Records contained in a dataset:
- Opening Delimiter -

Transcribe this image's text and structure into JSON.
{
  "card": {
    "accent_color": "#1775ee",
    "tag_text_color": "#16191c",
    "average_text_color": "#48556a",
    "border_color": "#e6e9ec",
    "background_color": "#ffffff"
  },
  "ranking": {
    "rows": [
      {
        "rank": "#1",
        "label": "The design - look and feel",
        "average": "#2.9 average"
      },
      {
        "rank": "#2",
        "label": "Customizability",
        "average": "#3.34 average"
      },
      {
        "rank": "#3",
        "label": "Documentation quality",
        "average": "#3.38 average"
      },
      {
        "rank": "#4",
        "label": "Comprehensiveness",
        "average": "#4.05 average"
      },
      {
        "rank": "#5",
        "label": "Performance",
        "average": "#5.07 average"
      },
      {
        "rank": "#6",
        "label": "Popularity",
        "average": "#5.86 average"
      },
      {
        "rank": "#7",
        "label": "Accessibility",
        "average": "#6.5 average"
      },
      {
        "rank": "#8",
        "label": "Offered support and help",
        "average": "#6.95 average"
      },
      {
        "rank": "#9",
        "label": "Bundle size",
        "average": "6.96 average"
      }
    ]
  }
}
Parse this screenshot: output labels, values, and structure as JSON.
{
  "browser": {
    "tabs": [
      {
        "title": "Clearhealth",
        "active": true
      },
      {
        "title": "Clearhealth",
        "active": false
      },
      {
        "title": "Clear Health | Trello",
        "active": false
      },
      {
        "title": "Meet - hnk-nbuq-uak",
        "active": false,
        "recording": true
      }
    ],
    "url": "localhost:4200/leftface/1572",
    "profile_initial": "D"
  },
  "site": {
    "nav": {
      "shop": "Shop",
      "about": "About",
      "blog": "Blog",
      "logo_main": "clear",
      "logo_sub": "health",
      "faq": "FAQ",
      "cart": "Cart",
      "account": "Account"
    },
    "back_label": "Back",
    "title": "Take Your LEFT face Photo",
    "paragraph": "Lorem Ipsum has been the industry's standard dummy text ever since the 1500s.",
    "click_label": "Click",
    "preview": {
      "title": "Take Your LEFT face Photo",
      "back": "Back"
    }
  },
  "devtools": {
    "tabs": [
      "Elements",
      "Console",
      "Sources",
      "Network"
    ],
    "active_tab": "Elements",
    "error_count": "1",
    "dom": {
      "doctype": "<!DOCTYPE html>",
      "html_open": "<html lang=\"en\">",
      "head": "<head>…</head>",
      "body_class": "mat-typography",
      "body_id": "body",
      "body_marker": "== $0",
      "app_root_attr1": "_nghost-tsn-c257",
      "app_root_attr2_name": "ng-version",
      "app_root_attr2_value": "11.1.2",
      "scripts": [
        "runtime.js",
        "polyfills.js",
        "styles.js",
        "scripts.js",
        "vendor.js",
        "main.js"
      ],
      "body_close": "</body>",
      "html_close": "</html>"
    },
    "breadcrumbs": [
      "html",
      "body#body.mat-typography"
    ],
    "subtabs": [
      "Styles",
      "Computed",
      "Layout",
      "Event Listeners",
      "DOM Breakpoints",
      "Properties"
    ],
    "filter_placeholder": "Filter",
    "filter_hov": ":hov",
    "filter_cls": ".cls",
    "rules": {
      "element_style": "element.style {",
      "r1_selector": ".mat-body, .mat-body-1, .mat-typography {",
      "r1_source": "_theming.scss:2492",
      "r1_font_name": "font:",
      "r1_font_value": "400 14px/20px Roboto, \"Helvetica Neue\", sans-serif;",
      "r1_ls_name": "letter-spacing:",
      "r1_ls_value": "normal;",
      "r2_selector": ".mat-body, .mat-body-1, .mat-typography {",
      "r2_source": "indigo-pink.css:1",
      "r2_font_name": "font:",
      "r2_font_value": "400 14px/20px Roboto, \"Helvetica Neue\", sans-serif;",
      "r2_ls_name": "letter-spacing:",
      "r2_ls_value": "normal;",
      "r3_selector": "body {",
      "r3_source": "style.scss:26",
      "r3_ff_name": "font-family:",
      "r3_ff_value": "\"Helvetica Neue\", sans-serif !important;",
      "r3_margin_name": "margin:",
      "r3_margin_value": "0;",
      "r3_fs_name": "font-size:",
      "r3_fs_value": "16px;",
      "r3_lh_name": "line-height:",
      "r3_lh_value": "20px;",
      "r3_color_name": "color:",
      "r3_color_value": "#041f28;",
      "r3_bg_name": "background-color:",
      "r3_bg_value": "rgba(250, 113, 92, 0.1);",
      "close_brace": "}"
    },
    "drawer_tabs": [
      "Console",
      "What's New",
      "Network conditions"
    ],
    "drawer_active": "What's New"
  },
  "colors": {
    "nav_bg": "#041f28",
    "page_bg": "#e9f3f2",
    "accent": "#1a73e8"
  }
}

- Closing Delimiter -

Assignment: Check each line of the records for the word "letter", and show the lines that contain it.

Task solution:
      "r1_ls_name": "letter-spacing:",
      "r2_ls_name": "letter-spacing:",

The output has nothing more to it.